For this exercise, please find the lines in the entries that include the word "amount" and copy them.

# TASK DATA
-------

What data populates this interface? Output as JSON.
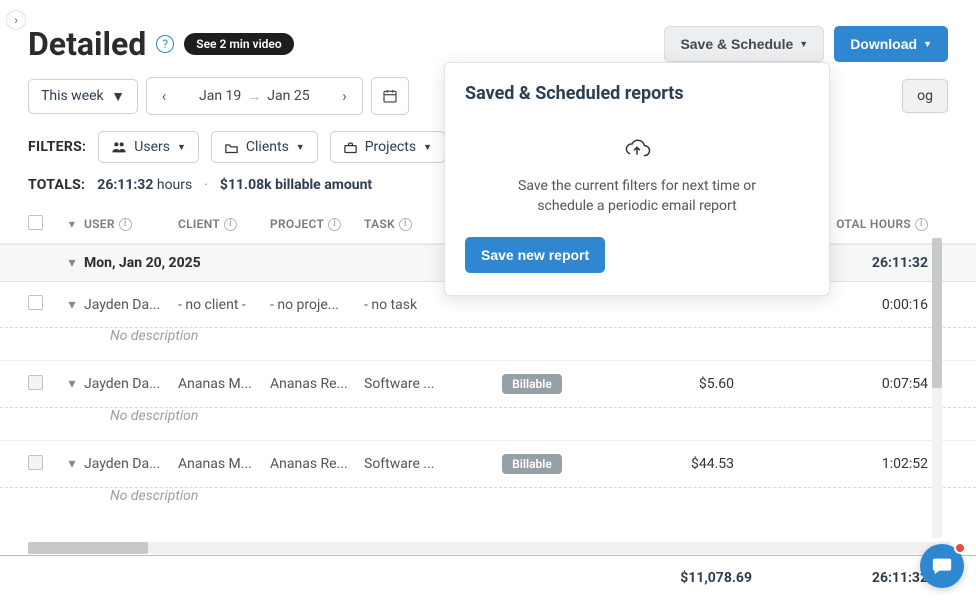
{
  "header": {
    "title": "Detailed",
    "video_label": "See 2 min video",
    "save_schedule_label": "Save & Schedule",
    "download_label": "Download"
  },
  "range": {
    "selected": "This week",
    "date_from": "Jan 19",
    "date_to": "Jan 25"
  },
  "log_button": "og",
  "filters": {
    "label": "FILTERS:",
    "items": [
      "Users",
      "Clients",
      "Projects"
    ]
  },
  "totals": {
    "label": "TOTALS:",
    "hours": "26:11:32",
    "hours_word": "hours",
    "billable": "$11.08k billable amount"
  },
  "columns": {
    "user": "USER",
    "client": "CLIENT",
    "project": "PROJECT",
    "task": "TASK",
    "total_hours": "OTAL HOURS"
  },
  "group": {
    "date": "Mon, Jan 20, 2025",
    "total": "26:11:32"
  },
  "rows": [
    {
      "user": "Jayden Da...",
      "client": "- no client -",
      "project": "- no proje...",
      "task": "- no task",
      "billable": "",
      "amount": "",
      "hours": "0:00:16",
      "description": "No description"
    },
    {
      "user": "Jayden Da...",
      "client": "Ananas M...",
      "project": "Ananas Re...",
      "task": "Software ...",
      "billable": "Billable",
      "amount": "$5.60",
      "hours": "0:07:54",
      "description": "No description"
    },
    {
      "user": "Jayden Da...",
      "client": "Ananas M...",
      "project": "Ananas Re...",
      "task": "Software ...",
      "billable": "Billable",
      "amount": "$44.53",
      "hours": "1:02:52",
      "description": "No description"
    }
  ],
  "footer": {
    "amount": "$11,078.69",
    "hours": "26:11:32"
  },
  "popover": {
    "title": "Saved & Scheduled reports",
    "line1": "Save the current filters for next time or",
    "line2": "schedule a periodic email report",
    "button": "Save new report"
  }
}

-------

# RESULT OF THE TASK
    "billable": "$11.08k billable amount"
      "amount": "",
      "amount": "$5.60",
      "amount": "$44.53",
    "amount": "$11,078.69",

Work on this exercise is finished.